(Interface dataset entries)
◆ ◆ ◆ ◆

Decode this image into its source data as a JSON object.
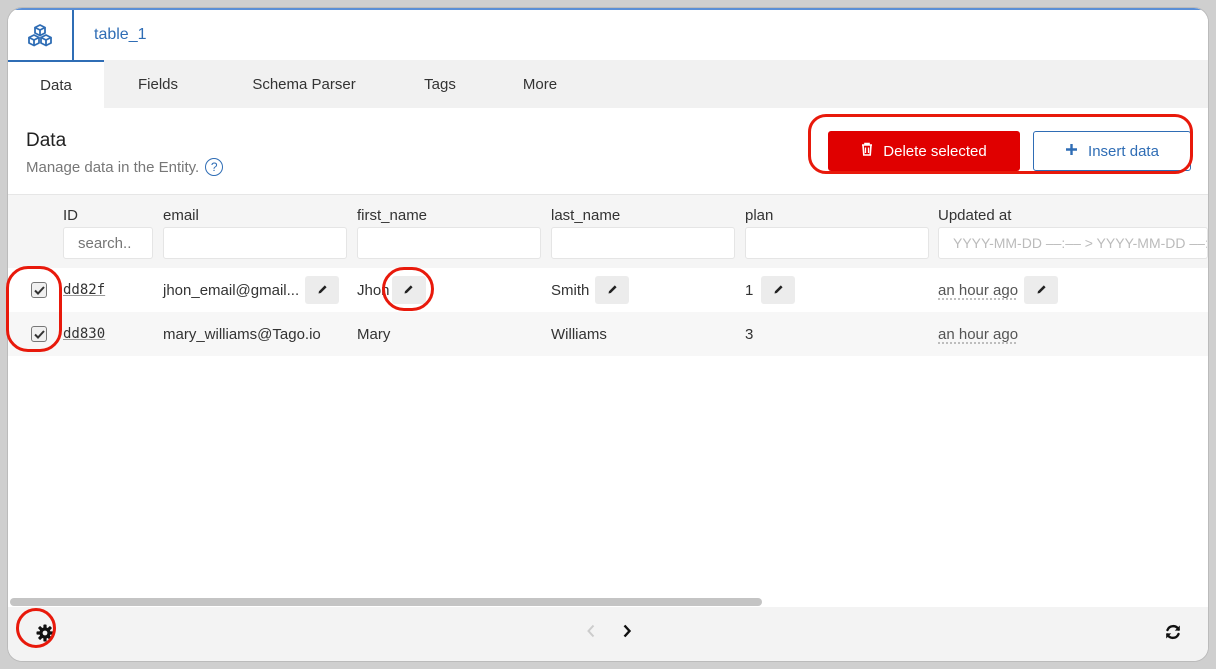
{
  "header": {
    "title": "table_1",
    "logo_icon": "cubes-icon"
  },
  "tabs": [
    {
      "label": "Data",
      "active": true
    },
    {
      "label": "Fields"
    },
    {
      "label": "Schema Parser"
    },
    {
      "label": "Tags"
    },
    {
      "label": "More"
    }
  ],
  "section": {
    "title": "Data",
    "subtitle": "Manage data in the Entity.",
    "help_glyph": "?"
  },
  "actions": {
    "delete_label": "Delete selected",
    "insert_label": "Insert data",
    "delete_color": "#e00000",
    "accent_color": "#2f6db5"
  },
  "table": {
    "columns": [
      "ID",
      "email",
      "first_name",
      "last_name",
      "plan",
      "Updated at"
    ],
    "filters": {
      "id_placeholder": "search..",
      "date_placeholder": "YYYY-MM-DD ––:–– > YYYY-MM-DD ––:––"
    },
    "rows": [
      {
        "id": "dd82f",
        "email": "jhon_email@gmail...",
        "first_name": "Jhon",
        "last_name": "Smith",
        "plan": "1",
        "updated": "an hour ago",
        "checked": true
      },
      {
        "id": "dd830",
        "email": "mary_williams@Tago.io",
        "first_name": "Mary",
        "last_name": "Williams",
        "plan": "3",
        "updated": "an hour ago",
        "checked": true
      }
    ]
  },
  "highlight_color": "#e8190b"
}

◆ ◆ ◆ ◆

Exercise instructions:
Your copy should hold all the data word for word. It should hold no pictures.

Exercise output:
Decode this image into its source data as a JSON object.
{
  "header": {
    "title": "table_1",
    "logo_icon": "cubes-icon"
  },
  "tabs": [
    {
      "label": "Data",
      "active": true
    },
    {
      "label": "Fields"
    },
    {
      "label": "Schema Parser"
    },
    {
      "label": "Tags"
    },
    {
      "label": "More"
    }
  ],
  "section": {
    "title": "Data",
    "subtitle": "Manage data in the Entity.",
    "help_glyph": "?"
  },
  "actions": {
    "delete_label": "Delete selected",
    "insert_label": "Insert data",
    "delete_color": "#e00000",
    "accent_color": "#2f6db5"
  },
  "table": {
    "columns": [
      "ID",
      "email",
      "first_name",
      "last_name",
      "plan",
      "Updated at"
    ],
    "filters": {
      "id_placeholder": "search..",
      "date_placeholder": "YYYY-MM-DD ––:–– > YYYY-MM-DD ––:––"
    },
    "rows": [
      {
        "id": "dd82f",
        "email": "jhon_email@gmail...",
        "first_name": "Jhon",
        "last_name": "Smith",
        "plan": "1",
        "updated": "an hour ago",
        "checked": true
      },
      {
        "id": "dd830",
        "email": "mary_williams@Tago.io",
        "first_name": "Mary",
        "last_name": "Williams",
        "plan": "3",
        "updated": "an hour ago",
        "checked": true
      }
    ]
  },
  "highlight_color": "#e8190b"
}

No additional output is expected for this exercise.